By Charles S. Leeper and Joshua M. Link
The United States District Court for the District of Connecticut recently held that a non-resident foreign national cannot be subject to criminal liability under the Foreign Corrupt Practices Act (FCPA) when the defendant is not an agent of a domestic concern and did not commit the alleged acts while physically present in the United States. See United States v. Hoskins, No. 12-238, 2015 WL 4774918 (D. Conn. Aug. 13, 2015).
The government alleged that Lawrence Hoskins, a former Alstom Holdings SA executive, was a co-conspirator in a bribery scheme to secure a $118 million project to build power stations for Perusahaan Listrik Negare, Indonesia’s state-owned and controlled electricity company. An earlier version of the indictment had alleged that Hoskins was an “agent” of Alstom’s U.S. subsidiary, Alstom Power US, a domestic concern under the FCPA. The government, however, altered the charging language in a superseding indictment to allege that Mr. Hoskins conspired to act “together with” Alstom Power US to violate 15 U.S.C. § 78dd-2 (prohibiting domestic concerns from using interstate commerce corruptly to promise, authorize, or give anything of value to a foreign official) and 15 U.S.C. § 78dd-3 (prohibiting any person from taking acts in furtherance of the corrupt scheme while in the United States). Thus, the government sought to extend the jurisdictional reach of the FCPA under the theory that, even if the jury were to find Hoskins was not an “agent” of a domestic concern, the jury could still convict on an accomplice theory under Pinkerton or the aiding and abetting statute.

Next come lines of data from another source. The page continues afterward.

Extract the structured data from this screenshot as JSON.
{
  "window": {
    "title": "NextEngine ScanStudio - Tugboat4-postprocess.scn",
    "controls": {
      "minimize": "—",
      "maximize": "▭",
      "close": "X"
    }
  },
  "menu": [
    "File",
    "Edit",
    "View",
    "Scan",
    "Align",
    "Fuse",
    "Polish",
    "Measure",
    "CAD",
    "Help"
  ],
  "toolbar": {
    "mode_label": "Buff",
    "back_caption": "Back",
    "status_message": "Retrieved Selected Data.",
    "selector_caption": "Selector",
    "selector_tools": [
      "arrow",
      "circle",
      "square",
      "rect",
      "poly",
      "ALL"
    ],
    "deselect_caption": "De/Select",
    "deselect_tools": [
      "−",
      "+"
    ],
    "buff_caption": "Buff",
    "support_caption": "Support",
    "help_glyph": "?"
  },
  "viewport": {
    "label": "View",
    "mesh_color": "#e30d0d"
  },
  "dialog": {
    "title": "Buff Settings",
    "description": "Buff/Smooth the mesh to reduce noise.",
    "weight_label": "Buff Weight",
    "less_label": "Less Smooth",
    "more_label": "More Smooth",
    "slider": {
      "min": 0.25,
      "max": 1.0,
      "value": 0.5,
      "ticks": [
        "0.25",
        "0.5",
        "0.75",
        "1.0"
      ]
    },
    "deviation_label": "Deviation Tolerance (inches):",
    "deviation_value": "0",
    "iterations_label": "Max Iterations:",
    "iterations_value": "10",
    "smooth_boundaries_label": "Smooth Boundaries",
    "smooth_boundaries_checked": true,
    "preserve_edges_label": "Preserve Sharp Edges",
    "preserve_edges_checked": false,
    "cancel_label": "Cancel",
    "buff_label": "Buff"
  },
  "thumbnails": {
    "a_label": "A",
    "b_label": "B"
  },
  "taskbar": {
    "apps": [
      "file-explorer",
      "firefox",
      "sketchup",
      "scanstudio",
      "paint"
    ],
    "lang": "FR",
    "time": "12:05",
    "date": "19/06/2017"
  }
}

The FCPA contains three jurisdictional bases to reach corrupt payments made by: (1) “domestic concerns” and U.S. “issuers” of securities and their agents, who make use of U.S. interstate commerce in furtherance of a corrupt payment, 15 U.S.C. §§ 78dd-1(a), 78dd-2(a); (2) U.S. citizens, nationals, or residents regardless of whether they make use of U.S. interstate commerce, id. § 78dd-2(i); and (3) persons acting in furtherance of a corrupt payment while in the territory of the United States, id. § 78dd-3. Hoskins argued that these provisions demonstrate Congress intended to exclude non-resident foreign nationals from the FCPA’s reach as long as they did not act while present within the United States and did not fall into an enumerated class of persons with threshold ties to a U.S. issuer of securities or domestic concern. The government countered that the “general rule” of accomplice liability reaches classes of persons who do not fall within the prescribed requirements for the underlying crime.
The District Court, in agreeing with the defendant, applied the Gebardi principle, a doctrine that dates to an 80-year-old United States Supreme Court case. Gebardi recognized that where Congress chooses to exclude a class of individuals from liability under a statute, the executive branch may not override congressional intent not to prosecute by charging an individual within that class under an “accomplice” theory. The District Court further reasoned that both the text of the FCPA¾which carefully delineates the classes of persons subject to FCPA liability¾and the FCPA’s legislative history evidence congressional intent not to extend accomplice liability to non-resident foreign nationals not otherwise subject to direct liability.
The District Court declined to dismiss the conspiracy charge in its entirety, holding that if the government can prove Hoskins was an agent of Alstom Power US, he would be direct liability under the FCPA. The government’s alteration of the charging language in its superseding indictment, however, suggests that the prosecutors anticipate difficulties in proving beyond a reasonable doubt that Hoskins acted as agent for a domestic concern. Such a failure of proof will, of course, also preclude conviction on the several substantive FCPA counts charged in the superseding indictment. And Hoskins stands as persuasive precedent to be cited by other non-resident foreign nationals whom the government threatens with FCPA prosecution under a legally invalid accomplice theory.
 Hoskins, 2015 WL 4774918 at *1.
 Id. at *2
 Pinkerton v. United States, 328 U.S. 640 (1946)
 18 U.S.C. § 2
 Hoskins, 2015 WL 4774918 at *3.
 Gebardi v. United States, 287 U.S. 112 (1932).
 Id. at 123.
 Hoskins, 2015 WL 4774918 at **5-9.
 Id. at *9.